Like air flow around an aircraft part? Or maybe coolant flow through an engine or something?

It’s flow through micro channels. We’re mostly interested in solving for the flow field in junctions between these different channels, as we’ll model the velocity field within the channels as simple Poiseuille flow.

So far the model I’ve really been looking at is potential flow. This is where we assume the flow is incompressible and irrotational and is the gradient of some scalar field. Then, this scalar field would satisfy Laplace’s equation:

“flow through micro channels”…
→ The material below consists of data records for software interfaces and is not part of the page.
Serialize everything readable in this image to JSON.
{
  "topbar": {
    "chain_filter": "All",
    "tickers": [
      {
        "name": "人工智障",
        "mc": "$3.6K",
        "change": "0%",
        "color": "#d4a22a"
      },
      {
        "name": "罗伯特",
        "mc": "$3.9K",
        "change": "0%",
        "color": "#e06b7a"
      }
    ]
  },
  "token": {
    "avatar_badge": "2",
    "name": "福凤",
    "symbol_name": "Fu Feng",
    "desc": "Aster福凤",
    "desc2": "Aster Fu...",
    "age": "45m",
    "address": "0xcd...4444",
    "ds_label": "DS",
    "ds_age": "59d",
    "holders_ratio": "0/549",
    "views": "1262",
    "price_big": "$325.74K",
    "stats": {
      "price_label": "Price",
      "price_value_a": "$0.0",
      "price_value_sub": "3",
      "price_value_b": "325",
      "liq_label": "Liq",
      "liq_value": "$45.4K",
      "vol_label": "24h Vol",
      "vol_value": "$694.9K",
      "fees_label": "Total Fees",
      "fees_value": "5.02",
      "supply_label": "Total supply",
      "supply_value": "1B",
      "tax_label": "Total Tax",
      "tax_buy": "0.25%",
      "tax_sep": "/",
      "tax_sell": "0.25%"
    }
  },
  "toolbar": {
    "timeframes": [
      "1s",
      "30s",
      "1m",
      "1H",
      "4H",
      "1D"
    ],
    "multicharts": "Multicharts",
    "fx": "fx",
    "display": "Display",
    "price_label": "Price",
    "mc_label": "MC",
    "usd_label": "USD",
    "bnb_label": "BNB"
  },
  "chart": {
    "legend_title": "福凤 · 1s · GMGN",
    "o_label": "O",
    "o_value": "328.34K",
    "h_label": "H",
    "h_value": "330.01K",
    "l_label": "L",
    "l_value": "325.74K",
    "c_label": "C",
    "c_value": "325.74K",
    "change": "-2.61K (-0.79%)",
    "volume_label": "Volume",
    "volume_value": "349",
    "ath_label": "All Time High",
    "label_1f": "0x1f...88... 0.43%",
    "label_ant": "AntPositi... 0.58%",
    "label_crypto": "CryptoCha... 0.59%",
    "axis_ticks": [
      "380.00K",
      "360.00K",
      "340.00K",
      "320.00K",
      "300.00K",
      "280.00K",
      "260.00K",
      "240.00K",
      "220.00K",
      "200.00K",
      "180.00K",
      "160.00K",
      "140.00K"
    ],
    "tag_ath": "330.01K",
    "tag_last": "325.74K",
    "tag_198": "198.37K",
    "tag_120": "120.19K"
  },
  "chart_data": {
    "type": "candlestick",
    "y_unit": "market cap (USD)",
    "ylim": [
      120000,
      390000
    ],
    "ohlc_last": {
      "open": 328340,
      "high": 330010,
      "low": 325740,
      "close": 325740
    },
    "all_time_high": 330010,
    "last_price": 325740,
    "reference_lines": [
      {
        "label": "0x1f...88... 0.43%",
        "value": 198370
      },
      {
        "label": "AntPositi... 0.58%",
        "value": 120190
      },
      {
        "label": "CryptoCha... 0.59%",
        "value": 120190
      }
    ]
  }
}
For cooling? I’ve read things on the web about micro-channel flow for cooling. So where do the heat-exchange effects come in? There’s no temperature term in Poiseuille’s equations. Is temperature embedded in the viscosity term?

Also, is the liquid hot? Do you have to worry about bubbles forming and stuff like nucleation?
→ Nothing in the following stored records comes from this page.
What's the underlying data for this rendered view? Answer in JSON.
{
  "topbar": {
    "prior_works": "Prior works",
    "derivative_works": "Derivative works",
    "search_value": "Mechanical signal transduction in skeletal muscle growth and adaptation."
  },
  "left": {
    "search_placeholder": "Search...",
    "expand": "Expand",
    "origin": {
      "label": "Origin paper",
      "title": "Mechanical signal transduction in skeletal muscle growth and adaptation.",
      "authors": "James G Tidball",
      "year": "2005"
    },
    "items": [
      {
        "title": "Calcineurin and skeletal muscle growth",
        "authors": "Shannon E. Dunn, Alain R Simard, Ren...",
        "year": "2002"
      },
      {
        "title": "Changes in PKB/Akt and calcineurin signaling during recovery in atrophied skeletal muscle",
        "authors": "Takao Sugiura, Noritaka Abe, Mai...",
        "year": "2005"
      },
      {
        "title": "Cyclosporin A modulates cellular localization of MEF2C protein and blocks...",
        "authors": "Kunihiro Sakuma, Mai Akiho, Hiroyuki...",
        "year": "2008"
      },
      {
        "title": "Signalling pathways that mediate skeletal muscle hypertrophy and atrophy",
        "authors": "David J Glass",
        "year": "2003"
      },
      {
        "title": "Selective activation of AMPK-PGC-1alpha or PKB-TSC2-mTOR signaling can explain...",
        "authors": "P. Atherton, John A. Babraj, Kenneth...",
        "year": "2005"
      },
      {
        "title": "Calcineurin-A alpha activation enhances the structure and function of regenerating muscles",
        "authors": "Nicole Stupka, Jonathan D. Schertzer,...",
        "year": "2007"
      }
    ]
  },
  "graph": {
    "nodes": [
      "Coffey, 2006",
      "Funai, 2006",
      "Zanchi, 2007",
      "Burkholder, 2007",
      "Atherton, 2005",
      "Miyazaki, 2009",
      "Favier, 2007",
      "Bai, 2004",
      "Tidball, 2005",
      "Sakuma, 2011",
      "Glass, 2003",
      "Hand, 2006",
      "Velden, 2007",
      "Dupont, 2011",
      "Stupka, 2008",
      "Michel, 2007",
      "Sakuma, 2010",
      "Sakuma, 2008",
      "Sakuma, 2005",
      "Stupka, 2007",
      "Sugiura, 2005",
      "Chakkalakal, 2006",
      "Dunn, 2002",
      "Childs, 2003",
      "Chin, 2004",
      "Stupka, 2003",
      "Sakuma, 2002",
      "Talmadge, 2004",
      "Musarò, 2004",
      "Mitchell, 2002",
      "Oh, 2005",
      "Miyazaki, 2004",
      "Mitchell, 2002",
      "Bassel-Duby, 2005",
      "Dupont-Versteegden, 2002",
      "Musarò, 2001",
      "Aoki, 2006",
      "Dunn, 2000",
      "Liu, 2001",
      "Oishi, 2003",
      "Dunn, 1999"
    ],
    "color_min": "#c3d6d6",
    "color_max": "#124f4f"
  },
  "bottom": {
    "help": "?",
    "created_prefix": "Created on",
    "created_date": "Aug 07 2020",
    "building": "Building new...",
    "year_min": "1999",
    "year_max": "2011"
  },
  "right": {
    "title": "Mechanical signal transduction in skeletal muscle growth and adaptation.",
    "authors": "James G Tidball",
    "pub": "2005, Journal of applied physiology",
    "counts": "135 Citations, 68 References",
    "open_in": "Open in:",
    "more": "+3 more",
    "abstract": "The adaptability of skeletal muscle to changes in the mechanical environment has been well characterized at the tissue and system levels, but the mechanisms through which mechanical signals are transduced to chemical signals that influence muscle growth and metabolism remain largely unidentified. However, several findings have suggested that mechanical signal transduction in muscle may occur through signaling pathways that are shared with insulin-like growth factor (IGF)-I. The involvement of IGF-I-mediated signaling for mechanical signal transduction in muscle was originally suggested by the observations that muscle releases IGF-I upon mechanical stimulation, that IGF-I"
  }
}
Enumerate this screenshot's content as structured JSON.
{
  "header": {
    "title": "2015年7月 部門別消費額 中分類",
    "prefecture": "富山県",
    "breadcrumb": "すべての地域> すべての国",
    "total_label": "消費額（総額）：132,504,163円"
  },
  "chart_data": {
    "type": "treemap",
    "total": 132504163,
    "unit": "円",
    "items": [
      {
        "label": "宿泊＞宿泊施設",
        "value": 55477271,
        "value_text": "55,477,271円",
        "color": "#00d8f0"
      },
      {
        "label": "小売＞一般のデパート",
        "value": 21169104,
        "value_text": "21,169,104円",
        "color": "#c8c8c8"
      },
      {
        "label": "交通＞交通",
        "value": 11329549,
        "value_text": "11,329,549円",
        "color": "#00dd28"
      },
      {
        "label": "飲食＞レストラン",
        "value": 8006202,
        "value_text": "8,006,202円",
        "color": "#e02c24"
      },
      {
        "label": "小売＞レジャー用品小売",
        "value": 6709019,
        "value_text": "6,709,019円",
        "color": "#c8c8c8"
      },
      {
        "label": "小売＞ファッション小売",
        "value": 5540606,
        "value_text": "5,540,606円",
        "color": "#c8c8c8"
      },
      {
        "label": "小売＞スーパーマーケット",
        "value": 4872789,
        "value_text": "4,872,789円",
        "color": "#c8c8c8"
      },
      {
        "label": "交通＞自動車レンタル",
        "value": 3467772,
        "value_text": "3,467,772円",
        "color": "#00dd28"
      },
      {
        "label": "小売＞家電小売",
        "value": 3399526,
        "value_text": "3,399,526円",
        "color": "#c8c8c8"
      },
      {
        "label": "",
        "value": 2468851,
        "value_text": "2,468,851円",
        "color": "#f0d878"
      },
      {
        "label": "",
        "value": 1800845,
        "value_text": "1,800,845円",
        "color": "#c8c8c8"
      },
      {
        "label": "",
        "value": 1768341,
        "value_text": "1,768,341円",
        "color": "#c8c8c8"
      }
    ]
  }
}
We’re not quite up to modeling the heat part yet. First we just want to look at the flow by itself (particularly in the junctions between channels) so we can pick a good model for it (as well as make sure the code we have works).

“…so we can pick a good model for it…”

So how will you know whether it’s a good model or not? I mean, almost any model will predict fluid goes in and fluid goes out, right? So how will you tell whether your particular model is accurate?

I assume you’re going to make measurements on the micro-channel flow. What exactly are you going to measure?

Basically we’re just looking for something that looks good in the junctions where several channels meet. We know the velocities entering and leaving the different edges of these junctions. We want the flow pattern within the junction so that we can use that to solve for the temperature in the whole material.

Additionally, assuming that the flow is incompressible, its temperature won’t affect its flow properties (solving these problems in tandems is tricky), so we only need the flow solution to get the temperature solution.